Companies must also determine the right sequence for the transformation efforts. Issues to consider include which business units and countries to begin with, whether to focus on customer-facing or enabling processes, and which transformation initiatives to implement at the start. For example, they can use a cascading approach in which lessons from the most effective business units or countries are captured and then applied in subsequent waves involving a successively larger number of other units or countries. Or they can make simultaneous improvements to customer-facing and enabling processes to gain benefits along the entire value chain and focus on the most promising initiatives identified by using clear rules for prioritization and piloting.
While these are the main issues to consider, there is no one-size-fits-all way to design a Service 4.0 transformation. A company must tailor its program to address its distinctive needs and strategies. Success requires considering the selected path’s benefits and tradeoffs to ensure that the company can achieve its objectives.
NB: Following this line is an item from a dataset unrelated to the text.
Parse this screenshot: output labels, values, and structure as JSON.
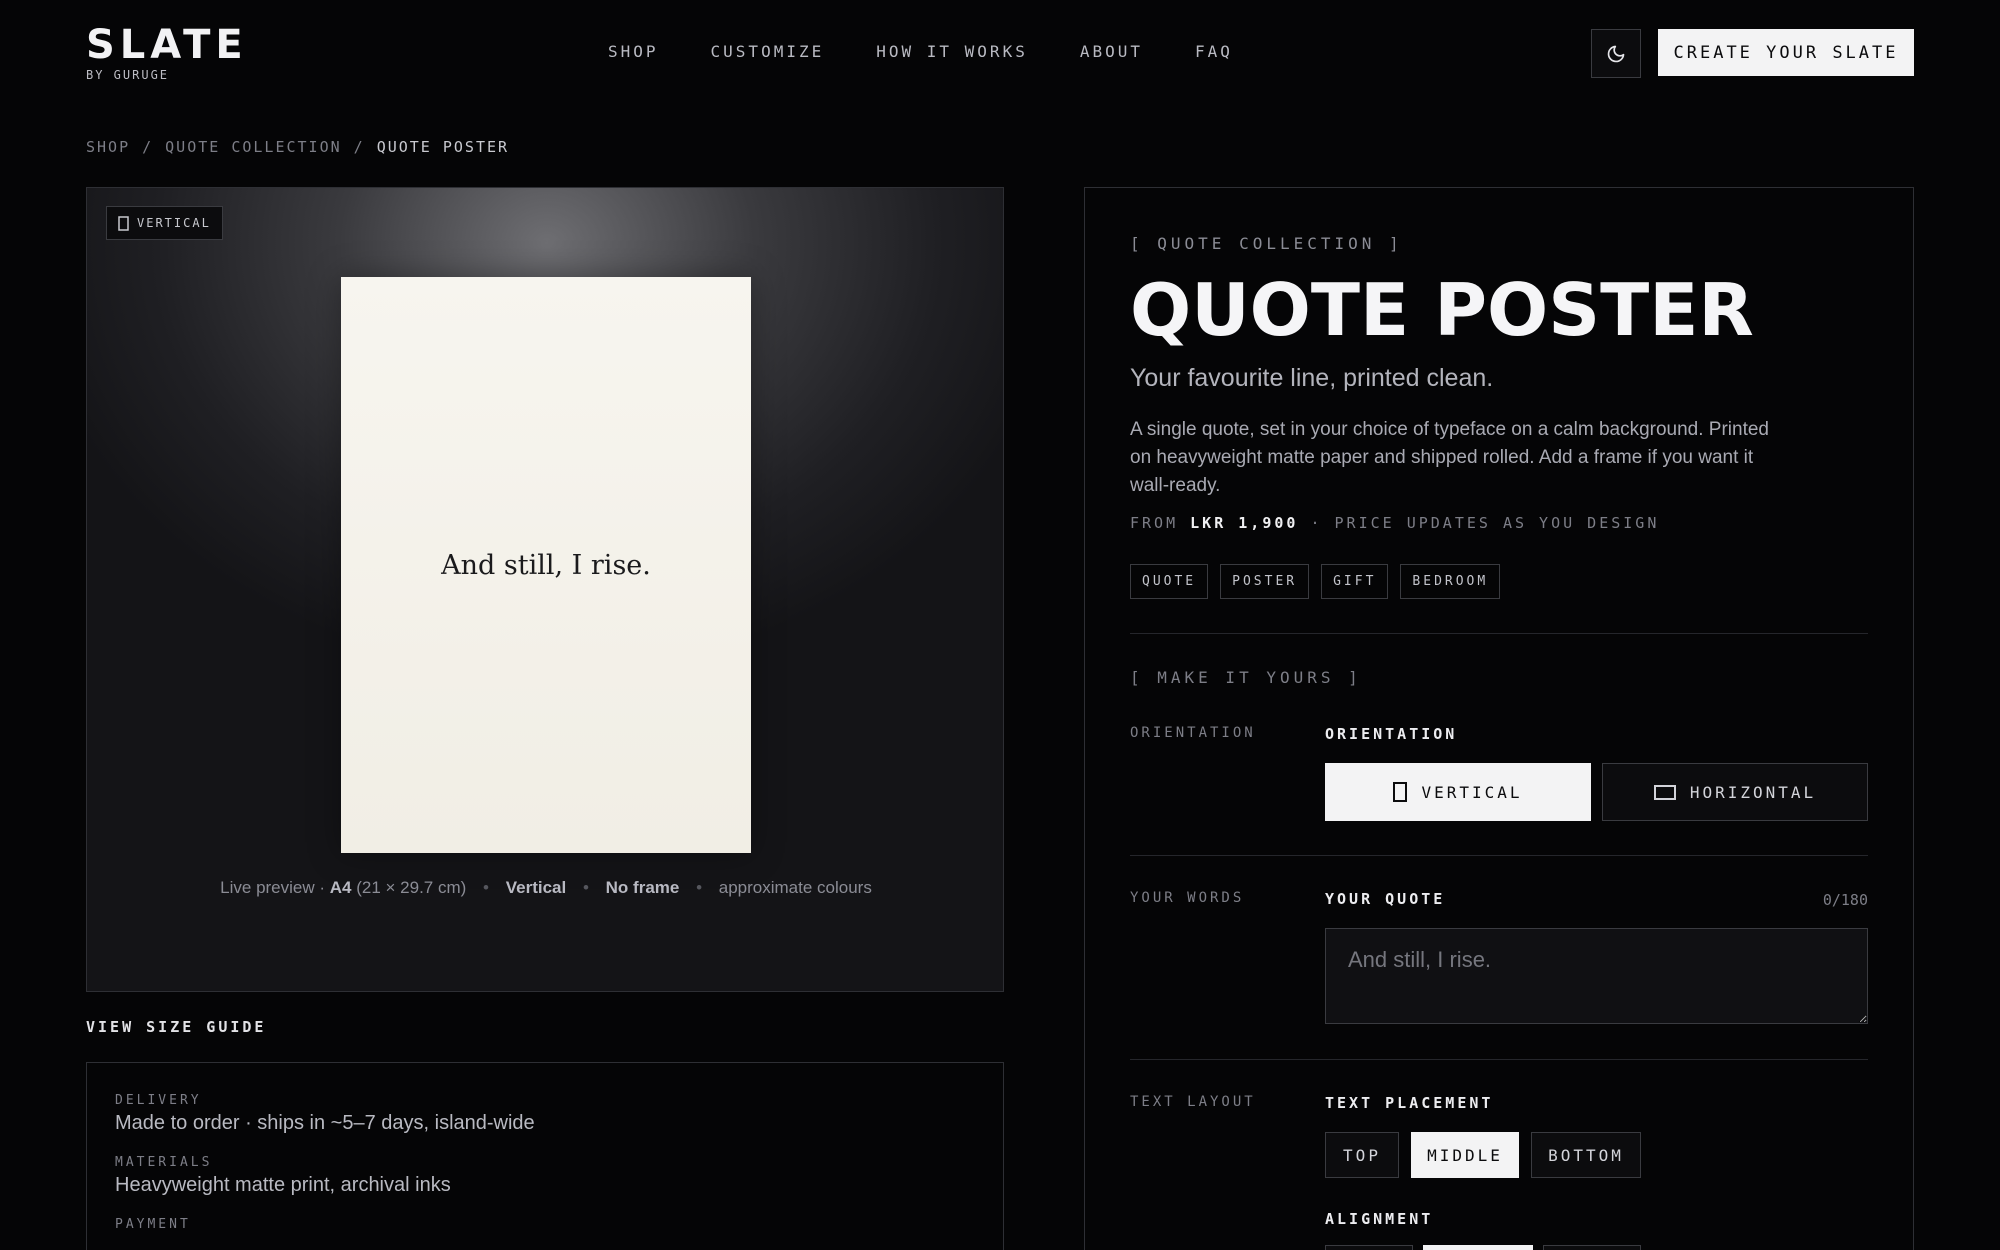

The potential upside of applying new technologies to reduce waste and increase customer satisfaction is even greater for service providers than it is for industrial companies. To realize the full potential, companies need to pursue a transformation that enables them to differentiate themselves in the market by challenging the established norms of service provision.
The first companies to successfully complete the transformation to Service 4.0 will likely gain a sustainable competitive advantage. They will attract the best talent to design and implement new offerings and establish themselves as the leaders in providing services enabled by advanced technologies. As a result, these companies will benefit from strong ties with skilled employees and customers that will make it even harder for the laggards to catch up.
To promote success, companies must determine how to manage the transition to Service 4.0 given the limitations of legacy operating models and IT systems, how to transform the current workforce in order to compete, and how to handle the tradeoffs entailed in the selected transformation paths. Because this transformation must be orchestrated across functions and business units, the C-suite must provide top-down guidance, active leadership, and governance in order to bring the entire organization along on the journey.